Stockpile Stewardship Program Uses Cutting-Edge Science To Certify Weapons Without Underground Nuclear Testing

B61 nuclear bomb with partsWASHINGTON, DC - The Department of Energy's National Nuclear Security Administration (NNSA) has completed a six-year effort to deliver the first refurbished B61 nuclear bomb. This program will extend the life of the B61 Mod-7 and Mod-11 strategic bombs in the U.S. nuclear weapons stockpile.

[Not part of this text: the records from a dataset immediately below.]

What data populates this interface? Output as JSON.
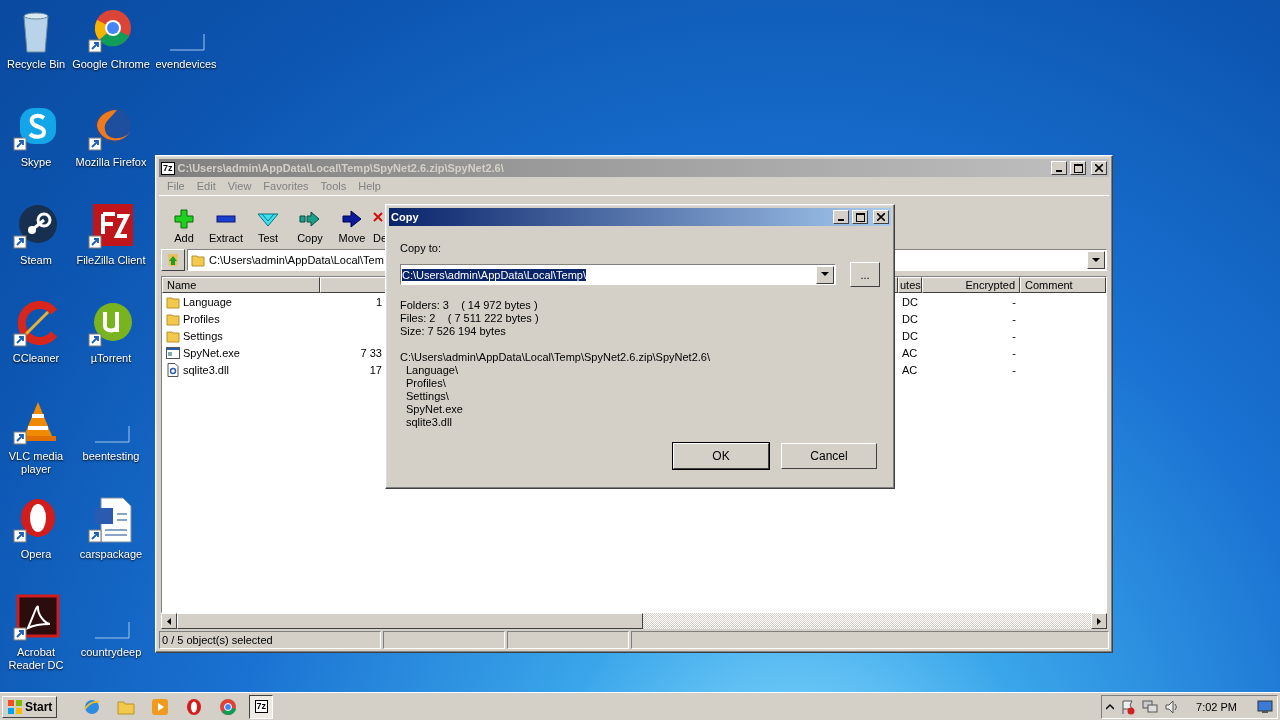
{
  "desktop_icons": [
    {
      "label": "Recycle Bin"
    },
    {
      "label": "Google Chrome"
    },
    {
      "label": "evendevices"
    },
    {
      "label": "Skype"
    },
    {
      "label": "Mozilla Firefox"
    },
    {
      "label": "Steam"
    },
    {
      "label": "FileZilla Client"
    },
    {
      "label": "CCleaner"
    },
    {
      "label": "µTorrent"
    },
    {
      "label": "VLC media player"
    },
    {
      "label": "beentesting"
    },
    {
      "label": "Opera"
    },
    {
      "label": "carspackage"
    },
    {
      "label": "Acrobat Reader DC"
    },
    {
      "label": "countrydeep"
    }
  ],
  "main_window": {
    "icon_text": "7z",
    "title": "C:\\Users\\admin\\AppData\\Local\\Temp\\SpyNet2.6.zip\\SpyNet2.6\\",
    "active": false,
    "menu": [
      "File",
      "Edit",
      "View",
      "Favorites",
      "Tools",
      "Help"
    ],
    "toolbar": [
      {
        "kind": "add",
        "label": "Add"
      },
      {
        "kind": "extract",
        "label": "Extract"
      },
      {
        "kind": "test",
        "label": "Test"
      },
      {
        "kind": "copy",
        "label": "Copy"
      },
      {
        "kind": "move",
        "label": "Move"
      },
      {
        "kind": "delete",
        "label": "De"
      }
    ],
    "address": "C:\\Users\\admin\\AppData\\Local\\Tem",
    "columns": {
      "name": "Name",
      "attributes": "utes",
      "encrypted": "Encrypted",
      "comment": "Comment"
    },
    "rows": [
      {
        "kind": "folder",
        "name": "Language",
        "size": "1",
        "attributes": "DC",
        "encrypted": "-"
      },
      {
        "kind": "folder",
        "name": "Profiles",
        "attributes": "DC",
        "encrypted": "-"
      },
      {
        "kind": "folder",
        "name": "Settings",
        "attributes": "DC",
        "encrypted": "-"
      },
      {
        "kind": "exe",
        "name": "SpyNet.exe",
        "size": "7 33",
        "attributes": "AC",
        "encrypted": "-"
      },
      {
        "kind": "dll",
        "name": "sqlite3.dll",
        "size": "17",
        "attributes": "AC",
        "encrypted": "-"
      }
    ],
    "status": "0 / 5 object(s) selected"
  },
  "dialog": {
    "title": "Copy",
    "active": true,
    "copy_to_label": "Copy to:",
    "destination": {
      "value": "C:\\Users\\admin\\AppData\\Local\\Temp\\",
      "selected": true
    },
    "browse": "...",
    "info": [
      "Folders: 3    ( 14 972 bytes )",
      "Files: 2    ( 7 511 222 bytes )",
      "Size: 7 526 194 bytes"
    ],
    "source_path": "C:\\Users\\admin\\AppData\\Local\\Temp\\SpyNet2.6.zip\\SpyNet2.6\\",
    "items": [
      "Language\\",
      "Profiles\\",
      "Settings\\",
      "SpyNet.exe",
      "sqlite3.dll"
    ],
    "buttons": [
      "OK",
      "Cancel"
    ]
  },
  "taskbar": {
    "start": "Start",
    "apps": [
      {
        "kind": "ie",
        "selected": false
      },
      {
        "kind": "explorer",
        "selected": false
      },
      {
        "kind": "media",
        "selected": false
      },
      {
        "kind": "opera",
        "selected": false
      },
      {
        "kind": "chrome",
        "selected": false
      },
      {
        "kind": "sevenzip",
        "label": "7z",
        "selected": true
      }
    ],
    "clock": "7:02 PM"
  }
}
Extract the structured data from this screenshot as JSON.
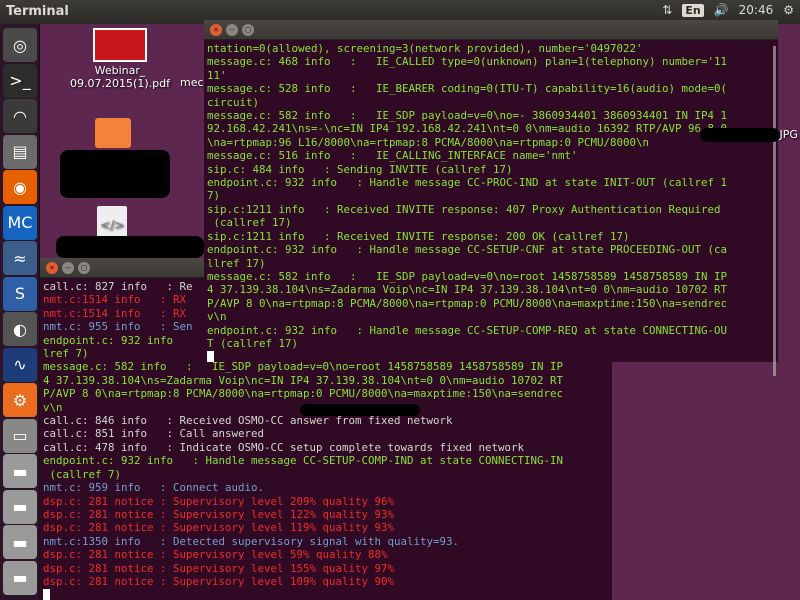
{
  "topbar": {
    "title": "Terminal",
    "lang": "En",
    "time": "20:46"
  },
  "launcher": {
    "items": [
      {
        "name": "ubuntu-icon",
        "glyph": "◎",
        "bg": "#4a4a4a"
      },
      {
        "name": "terminal-icon",
        "glyph": ">_",
        "bg": "#2c2c2c"
      },
      {
        "name": "wifi-icon",
        "glyph": "◠",
        "bg": "#3a3a3a"
      },
      {
        "name": "files-icon",
        "glyph": "▤",
        "bg": "#6b6b6b"
      },
      {
        "name": "firefox-icon",
        "glyph": "◉",
        "bg": "#e66000"
      },
      {
        "name": "app-mc-icon",
        "glyph": "MC",
        "bg": "#1565c0"
      },
      {
        "name": "wave-app-icon",
        "glyph": "≈",
        "bg": "#3b5f8a"
      },
      {
        "name": "s-app-icon",
        "glyph": "S",
        "bg": "#2f5fa7"
      },
      {
        "name": "user-photo-icon",
        "glyph": "◐",
        "bg": "#555"
      },
      {
        "name": "scope-icon",
        "glyph": "∿",
        "bg": "#1f3c7a"
      },
      {
        "name": "settings-gear-icon",
        "glyph": "⚙",
        "bg": "#ea6d1f"
      },
      {
        "name": "window-icon",
        "glyph": "▭",
        "bg": "#888"
      },
      {
        "name": "drive-icon",
        "glyph": "▬",
        "bg": "#9a9a9a"
      },
      {
        "name": "drive-icon",
        "glyph": "▬",
        "bg": "#9a9a9a"
      },
      {
        "name": "drive-icon",
        "glyph": "▬",
        "bg": "#9a9a9a"
      },
      {
        "name": "trash-icon",
        "glyph": "▬",
        "bg": "#9a9a9a"
      }
    ]
  },
  "desktop": {
    "pdf_label_1": "Webinar_",
    "pdf_label_2": "09.07.2015(1).pdf",
    "mec_label": "mec",
    "jpg_label": ".JPG"
  },
  "front_terminal": {
    "lines": [
      {
        "c": "g",
        "t": "ntation=0(allowed), screening=3(network provided), number='0497022'"
      },
      {
        "c": "g",
        "t": "message.c: 468 info   :   IE_CALLED type=0(unknown) plan=1(telephony) number='11"
      },
      {
        "c": "g",
        "t": "11'"
      },
      {
        "c": "g",
        "t": "message.c: 528 info   :   IE_BEARER coding=0(ITU-T) capability=16(audio) mode=0("
      },
      {
        "c": "g",
        "t": "circuit)"
      },
      {
        "c": "g",
        "t": "message.c: 582 info   :   IE_SDP payload=v=0\\no=- 3860934401 3860934401 IN IP4 1"
      },
      {
        "c": "g",
        "t": "92.168.42.241\\ns=-\\nc=IN IP4 192.168.42.241\\nt=0 0\\nm=audio 16392 RTP/AVP 96 8 0"
      },
      {
        "c": "g",
        "t": "\\na=rtpmap:96 L16/8000\\na=rtpmap:8 PCMA/8000\\na=rtpmap:0 PCMU/8000\\n"
      },
      {
        "c": "g",
        "t": "message.c: 516 info   :   IE_CALLING_INTERFACE name='nmt'"
      },
      {
        "c": "g",
        "t": "sip.c: 484 info   : Sending INVITE (callref 17)"
      },
      {
        "c": "g",
        "t": "endpoint.c: 932 info   : Handle message CC-PROC-IND at state INIT-OUT (callref 1"
      },
      {
        "c": "g",
        "t": "7)"
      },
      {
        "c": "g",
        "t": "sip.c:1211 info   : Received INVITE response: 407 Proxy Authentication Required"
      },
      {
        "c": "g",
        "t": " (callref 17)"
      },
      {
        "c": "g",
        "t": "sip.c:1211 info   : Received INVITE response: 200 OK (callref 17)"
      },
      {
        "c": "g",
        "t": "endpoint.c: 932 info   : Handle message CC-SETUP-CNF at state PROCEEDING-OUT (ca"
      },
      {
        "c": "g",
        "t": "llref 17)"
      },
      {
        "c": "g",
        "t": "message.c: 582 info   :   IE_SDP payload=v=0\\no=root 1458758589 1458758589 IN IP"
      },
      {
        "c": "g",
        "t": "4 37.139.38.104\\ns=Zadarma Voip\\nc=IN IP4 37.139.38.104\\nt=0 0\\nm=audio 10702 RT"
      },
      {
        "c": "g",
        "t": "P/AVP 8 0\\na=rtpmap:8 PCMA/8000\\na=rtpmap:0 PCMU/8000\\na=maxptime:150\\na=sendrec"
      },
      {
        "c": "g",
        "t": "v\\n"
      },
      {
        "c": "g",
        "t": "endpoint.c: 932 info   : Handle message CC-SETUP-COMP-REQ at state CONNECTING-OU"
      },
      {
        "c": "g",
        "t": "T (callref 17)"
      }
    ]
  },
  "back_terminal": {
    "lines": [
      {
        "c": "w",
        "t": "call.c: 827 info   : Re"
      },
      {
        "c": "r",
        "t": "nmt.c:1514 info   : RX"
      },
      {
        "c": "r",
        "t": "nmt.c:1514 info   : RX"
      },
      {
        "c": "b",
        "t": "nmt.c: 955 info   : Sen"
      },
      {
        "c": "g",
        "t": "endpoint.c: 932 info   "
      },
      {
        "c": "g",
        "t": "lref 7)"
      },
      {
        "c": "g",
        "t": "message.c: 582 info   :   IE_SDP payload=v=0\\no=root 1458758589 1458758589 IN IP"
      },
      {
        "c": "g",
        "t": "4 37.139.38.104\\ns=Zadarma Voip\\nc=IN IP4 37.139.38.104\\nt=0 0\\nm=audio 10702 RT"
      },
      {
        "c": "g",
        "t": "P/AVP 8 0\\na=rtpmap:8 PCMA/8000\\na=rtpmap:0 PCMU/8000\\na=maxptime:150\\na=sendrec"
      },
      {
        "c": "g",
        "t": "v\\n"
      },
      {
        "c": "w",
        "t": "call.c: 846 info   : Received OSMO-CC answer from fixed network"
      },
      {
        "c": "w",
        "t": "call.c: 851 info   : Call answered"
      },
      {
        "c": "w",
        "t": "call.c: 478 info   : Indicate OSMO-CC setup complete towards fixed network"
      },
      {
        "c": "g",
        "t": "endpoint.c: 932 info   : Handle message CC-SETUP-COMP-IND at state CONNECTING-IN"
      },
      {
        "c": "g",
        "t": " (callref 7)"
      },
      {
        "c": "b",
        "t": "nmt.c: 959 info   : Connect audio."
      },
      {
        "c": "r",
        "t": "dsp.c: 281 notice : Supervisory level 209% quality 96%"
      },
      {
        "c": "r",
        "t": "dsp.c: 281 notice : Supervisory level 122% quality 93%"
      },
      {
        "c": "r",
        "t": "dsp.c: 281 notice : Supervisory level 119% quality 93%"
      },
      {
        "c": "b",
        "t": "nmt.c:1350 info   : Detected supervisory signal with quality=93."
      },
      {
        "c": "r",
        "t": "dsp.c: 281 notice : Supervisory level 59% quality 88%"
      },
      {
        "c": "r",
        "t": "dsp.c: 281 notice : Supervisory level 155% quality 97%"
      },
      {
        "c": "r",
        "t": "dsp.c: 281 notice : Supervisory level 109% quality 90%"
      }
    ]
  }
}
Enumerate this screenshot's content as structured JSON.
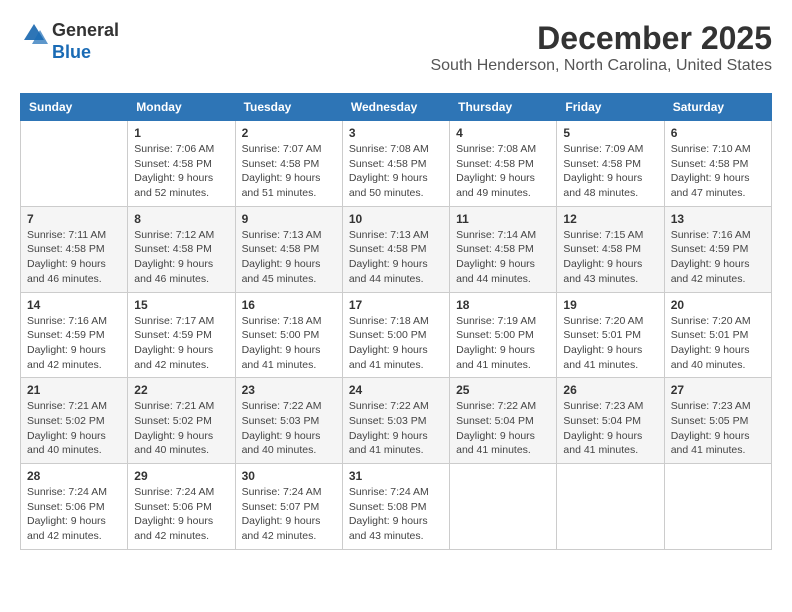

It is part of an ambitious effort, which helps to ensure that the nation's aging nuclear weapons stockpile is capable of meeting national defense requirements without conducting underground nuclear tests. The purpose of the B61 refurbishment is to extend the bomb's life by 20 years. Every part of NNSA's nuclear weapons complex contributed to this effort through design, production or review work.

"Completing the B61 first production unit is an important step in keeping our nuclear weapons stockpile safe and reliable. Our nuclear weapons were never intended to last this long and they were not designed to be taken apart, so it is a credit to our scientists and engineers across the complex who have come together to deliver this unit on time," said NNSA Deputy Administrator for Defense Programs Tom D'Agostino.

B61 nuclear bombsThe B61 bombs are an integral part of our nation's strategic defense and are the oldest weapons in the nuclear stockpile, many of which were originally produced in the late 1960s and early 1970s. The B61-7/11s are slated to be refurbished by fiscal year 2009.

No new nuclear weapons have been produced since the end of the Cold War. At the time of production, these weapons were not intended to last indefinitely, and over time nuclear warheads deteriorate, even when kept in storage. Therefore, to maintain a credible nuclear deterrent without conducting underground tests, NNSA uses science-based research to extend the lifetime of nuclear weapons. Through the Stockpile Stewardship Program, NNSA works extensively to develop solutions to extend the lifetime of a warhead or bomb. Life extension work includes identifying and correcting potential technical issues within each weapon, and refurbishing and replacing certain components.

Established by Congress in 2000, NNSA is a semi-autonomous agency within the U.S. Department of Energy responsible for enhancing national security through the military application of nuclear science. NNSA maintains and enhances the safety, security, reliability and performance of the U.S. nuclear weapons stockpile without nuclear testing; works to reduce global danger from weapons of mass destruction; provides the U.S. Navy with safe and effective nuclear propulsion; and responds to nuclear and radiological emergencies in the U.S. and abroad.

Media contact(s):
NNSA Public Affairs (202) 586-7371